[Excerpts from a dataset]
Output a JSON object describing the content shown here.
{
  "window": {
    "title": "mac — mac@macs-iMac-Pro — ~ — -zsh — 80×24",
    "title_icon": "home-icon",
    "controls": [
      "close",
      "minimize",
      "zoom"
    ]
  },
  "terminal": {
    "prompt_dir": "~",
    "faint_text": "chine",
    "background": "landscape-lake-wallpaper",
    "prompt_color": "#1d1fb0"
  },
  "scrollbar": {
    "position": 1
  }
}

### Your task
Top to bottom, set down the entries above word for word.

### Response
Output a JSON object describing the content shown here.
{
  "window": {
    "title": "mac — mac@macs-iMac-Pro — ~ — -zsh — 80×24",
    "title_icon": "home-icon",
    "controls": [
      "close",
      "minimize",
      "zoom"
    ]
  },
  "terminal": {
    "prompt_dir": "~",
    "faint_text": "chine",
    "background": "landscape-lake-wallpaper",
    "prompt_color": "#1d1fb0"
  },
  "scrollbar": {
    "position": 1
  }
}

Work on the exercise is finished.